Mitchell, 36, a four-sport competitor who lives in the District, will be marching with 53 other Special Olympics athletes from around the country. She says she will wave to Clinton as she passes.

Both Anacostia and Eastern high schools will have cheerleaders along the parade route when Hine Junior High's 150-member Panther band marches by.

Andrew Cacho said that he is disappointed his African drum and dance troupe will be entertaining on the sidelines, rather than in the parade itself, but that he is still "excited to be a part of history."

And Susan Margolis, of Potomac, had hoped that her 5-year-old spotted Sicilian donkey, Chester, would be named the parade's "Official Democratic Donkey." Unfortunately for Chester, that title is claimed by Irene, a 17-year-old jenny who lives with Willie Kirk Jr. on his small farm in Tuskegee, Ala.

Chester will still get to be in the parade, but for now, as the Al Gore of donkeys -- if Irene is unable to fulfill her duties, Chester will succeed her -- he'll have to walk a step or two behind.

1789 -- GEORGE WASHINGTON began the tradition of inaugural parades when he was escorted to his swearing-in ceremony by members of Congress, government officials, prominent citizens and Army units.

1801 -- THOMAS JEFFERSON refused to ride by horseback, walking the entire route to his swearing-in ceremony.

1825 -- JOHN QUINCY ADAMS'S procession initiated the character of modern parades as militia, volunteers and marching bands accompanied the president-elect to the Capitol.

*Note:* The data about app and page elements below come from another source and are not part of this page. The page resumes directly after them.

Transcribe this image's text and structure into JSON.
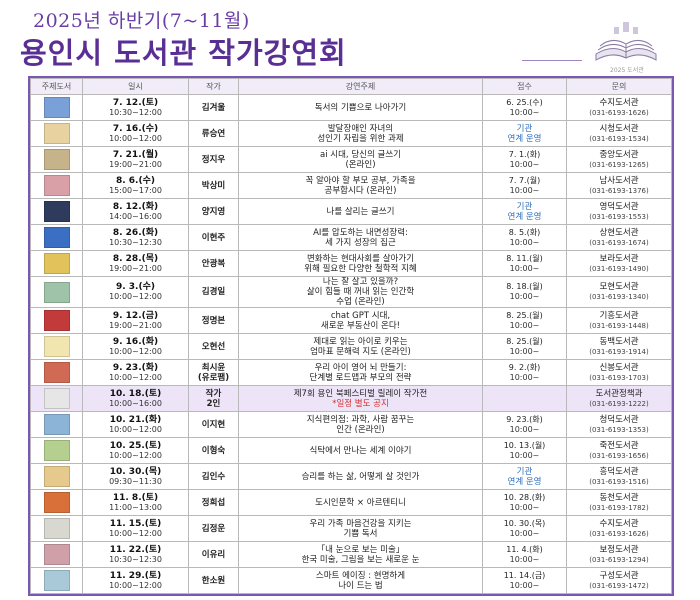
{
  "header": {
    "subtitle": "2025년 하반기(7~11월)",
    "title": "용인시 도서관 작가강연회",
    "logo_caption": "2025 도서관",
    "logo_icon": "open-book-icon",
    "accent": "#5a2f94"
  },
  "table": {
    "columns": [
      "주제도서",
      "일시",
      "작가",
      "강연주제",
      "접수",
      "문의"
    ],
    "rows": [
      {
        "cover": "#7aa0d8",
        "date": "7. 12.(토)",
        "time": "10:30~12:00",
        "author": "김겨울",
        "topic": [
          "독서의 기쁨으로 나아가기"
        ],
        "apply": [
          "6. 25.(수)",
          "10:00~"
        ],
        "apply_note": "",
        "library": "수지도서관",
        "phone": "(031-6193-1626)"
      },
      {
        "cover": "#e8d3a0",
        "date": "7. 16.(수)",
        "time": "10:00~12:00",
        "author": "류승연",
        "topic": [
          "발달장애인 자녀의",
          "성인기 자립을 위한 과제"
        ],
        "apply": [],
        "apply_note": "기관\n연계 운영",
        "library": "시청도서관",
        "phone": "(031-6193-1534)"
      },
      {
        "cover": "#c7b38a",
        "date": "7. 21.(월)",
        "time": "19:00~21:00",
        "author": "정지우",
        "topic": [
          "ai 시대, 당신의 글쓰기",
          "(온라인)"
        ],
        "apply": [
          "7. 1.(화)",
          "10:00~"
        ],
        "apply_note": "",
        "library": "중앙도서관",
        "phone": "(031-6193-1265)"
      },
      {
        "cover": "#d9a0a8",
        "date": "8. 6.(수)",
        "time": "15:00~17:00",
        "author": "박상미",
        "topic": [
          "꼭 알아야 할 부모 공부, 가족을",
          "공부합시다 (온라인)"
        ],
        "apply": [
          "7. 7.(월)",
          "10:00~"
        ],
        "apply_note": "",
        "library": "남사도서관",
        "phone": "(031-6193-1376)"
      },
      {
        "cover": "#2f3b5c",
        "date": "8. 12.(화)",
        "time": "14:00~16:00",
        "author": "양지영",
        "topic": [
          "나를 살리는 글쓰기"
        ],
        "apply": [],
        "apply_note": "기관\n연계 운영",
        "library": "영덕도서관",
        "phone": "(031-6193-1553)"
      },
      {
        "cover": "#3a6fc4",
        "date": "8. 26.(화)",
        "time": "10:30~12:30",
        "author": "이현주",
        "topic": [
          "AI를 압도하는 내면성장력:",
          "세 가지 성장의 집근"
        ],
        "apply": [
          "8. 5.(화)",
          "10:00~"
        ],
        "apply_note": "",
        "library": "상현도서관",
        "phone": "(031-6193-1674)"
      },
      {
        "cover": "#e2c25a",
        "date": "8. 28.(목)",
        "time": "19:00~21:00",
        "author": "안광복",
        "topic": [
          "변화하는 현대사회를 살아가기",
          "위해 필요한 다양한 철학적 지혜"
        ],
        "apply": [
          "8. 11.(월)",
          "10:00~"
        ],
        "apply_note": "",
        "library": "보라도서관",
        "phone": "(031-6193-1490)"
      },
      {
        "cover": "#9fc3a8",
        "date": "9. 3.(수)",
        "time": "10:00~12:00",
        "author": "김경일",
        "topic": [
          "나는 잘 살고 있을까?",
          "삶이 힘들 때 꺼내 읽는 인간학",
          "수업 (온라인)"
        ],
        "apply": [
          "8. 18.(월)",
          "10:00~"
        ],
        "apply_note": "",
        "library": "모현도서관",
        "phone": "(031-6193-1340)"
      },
      {
        "cover": "#c23a3a",
        "date": "9. 12.(금)",
        "time": "19:00~21:00",
        "author": "정명본",
        "topic": [
          "chat GPT 시대,",
          "새로운 부동산이 온다!"
        ],
        "apply": [
          "8. 25.(월)",
          "10:00~"
        ],
        "apply_note": "",
        "library": "기흥도서관",
        "phone": "(031-6193-1448)"
      },
      {
        "cover": "#f2e6b0",
        "date": "9. 16.(화)",
        "time": "10:00~12:00",
        "author": "오현선",
        "topic": [
          "제대로 읽는 아이로 키우는",
          "엄마표 문해력 지도 (온라인)"
        ],
        "apply": [
          "8. 25.(월)",
          "10:00~"
        ],
        "apply_note": "",
        "library": "동백도서관",
        "phone": "(031-6193-1914)"
      },
      {
        "cover": "#d06a55",
        "date": "9. 23.(화)",
        "time": "10:00~12:00",
        "author": "최시윤\n(유로팸)",
        "topic": [
          "우리 아이 영어 뇌 만들기:",
          "단계별 로드맵과 부모의 전략"
        ],
        "apply": [
          "9. 2.(화)",
          "10:00~"
        ],
        "apply_note": "",
        "library": "신봉도서관",
        "phone": "(031-6193-1703)"
      },
      {
        "cover": "#e6e6e6",
        "date": "10. 18.(토)",
        "time": "10:00~16:00",
        "author": "작가\n2인",
        "topic": [
          "제7회 용인 북페스티벌 릴레이 작가전"
        ],
        "topic_note": "*일정 별도 공지",
        "apply": [],
        "apply_note": "",
        "library": "도서관정책과",
        "phone": "(031-6193-1222)",
        "highlight": true
      },
      {
        "cover": "#8cb4d6",
        "date": "10. 21.(화)",
        "time": "10:00~12:00",
        "author": "이지현",
        "topic": [
          "지식편의점: 과학, 사람 꿈꾸는",
          "인간 (온라인)"
        ],
        "apply": [
          "9. 23.(화)",
          "10:00~"
        ],
        "apply_note": "",
        "library": "청덕도서관",
        "phone": "(031-6193-1353)"
      },
      {
        "cover": "#b4cf8e",
        "date": "10. 25.(토)",
        "time": "10:00~12:00",
        "author": "이형숙",
        "topic": [
          "식탁에서 만나는 세계 이야기"
        ],
        "apply": [
          "10. 13.(월)",
          "10:00~"
        ],
        "apply_note": "",
        "library": "죽전도서관",
        "phone": "(031-6193-1656)"
      },
      {
        "cover": "#e6c98c",
        "date": "10. 30.(목)",
        "time": "09:30~11:30",
        "author": "김인수",
        "topic": [
          "승리를 하는 삶, 어떻게 살 것인가"
        ],
        "apply": [],
        "apply_note": "기관\n연계 운영",
        "library": "흥덕도서관",
        "phone": "(031-6193-1516)"
      },
      {
        "cover": "#d9703a",
        "date": "11. 8.(토)",
        "time": "11:00~13:00",
        "author": "정희섭",
        "topic": [
          "도시인문학 × 아르텐티니"
        ],
        "apply": [
          "10. 28.(화)",
          "10:00~"
        ],
        "apply_note": "",
        "library": "동천도서관",
        "phone": "(031-6193-1782)"
      },
      {
        "cover": "#d8d8d0",
        "date": "11. 15.(토)",
        "time": "10:00~12:00",
        "author": "김정운",
        "topic": [
          "우리 가족 마음건강을 지키는",
          "기쁨 독서"
        ],
        "apply": [
          "10. 30.(목)",
          "10:00~"
        ],
        "apply_note": "",
        "library": "수지도서관",
        "phone": "(031-6193-1626)"
      },
      {
        "cover": "#cfa0a8",
        "date": "11. 22.(토)",
        "time": "10:30~12:30",
        "author": "이유리",
        "topic": [
          "「내 눈으로 보는 미술」",
          "한국 미술, 그림을 보는 새로운 눈"
        ],
        "apply": [
          "11. 4.(화)",
          "10:00~"
        ],
        "apply_note": "",
        "library": "보정도서관",
        "phone": "(031-6193-1294)"
      },
      {
        "cover": "#a9c9d8",
        "date": "11. 29.(토)",
        "time": "10:00~12:00",
        "author": "한소원",
        "topic": [
          "스마트 에이징 : 현명하게",
          "나이 드는 법"
        ],
        "apply": [
          "11. 14.(금)",
          "10:00~"
        ],
        "apply_note": "",
        "library": "구성도서관",
        "phone": "(031-6193-1472)"
      }
    ]
  }
}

1841 -- WILLIAM HENRY HARRISON produced the first truly colorful parade, including the first floats: log cabins on wheels with cider barrels.

1861 -- ABRAHAM LINCOLN'S first parade was the first to enforce extensive security measures, using local police and Army sharpshooters who watched from rooftops along Pennsylvania Avenue.

1865 -- LINCOLN'S second parade marked the first time African Americans participated in an inaugural parade.

1869 -- ULYSSES S. GRANT, abandoning the tradition of leading the procession, became the first president to watch the parade from a reviewing stand on Pennsylvania Avenue.

1885 -- GROVER CLEVELAND'S parade included southern military units for the first time since the Civil War and marked the first time grandstands were used.

1905 -- THEODORE ROOSEVELT had one of the largest parades in history, with more than 35,000 men.

1917 -- WOODROW WILSON'S procession marked the first time women participated in an inaugural parade.

1921 -- WARREN G. HARDING was the first to ride up Pennsylvania Avenue in an automobile.

1937 -- FRANKLIN D. ROOSEVELT, who ordered the bulletproof glass on his reviewing stand removed, was the first president to be inaugurated on Jan. 20.

1949 -- HARRY S. TRUMAN revived the tradition of leading the inaugural parade. It was the first parade to be televised.

1965 -- LYNDON B. JOHNSON'S safety precautions were the most stringent in history. In light of John Kennedy's assassination, windows along the route were ordered closed until Johnson returned in his bulletproof limousine to the White House. He watched the parade from behind bulletproof glass and from a bomb-proof reviewing stand.

1977 -- JIMMY CARTER, after taking the oath of office, rejected riding in an automobile. He led the parade on foot with his wife, Rosalynn, and daughter, Amy.

SOURCE: Compiled by the Inaugural Committee parade staff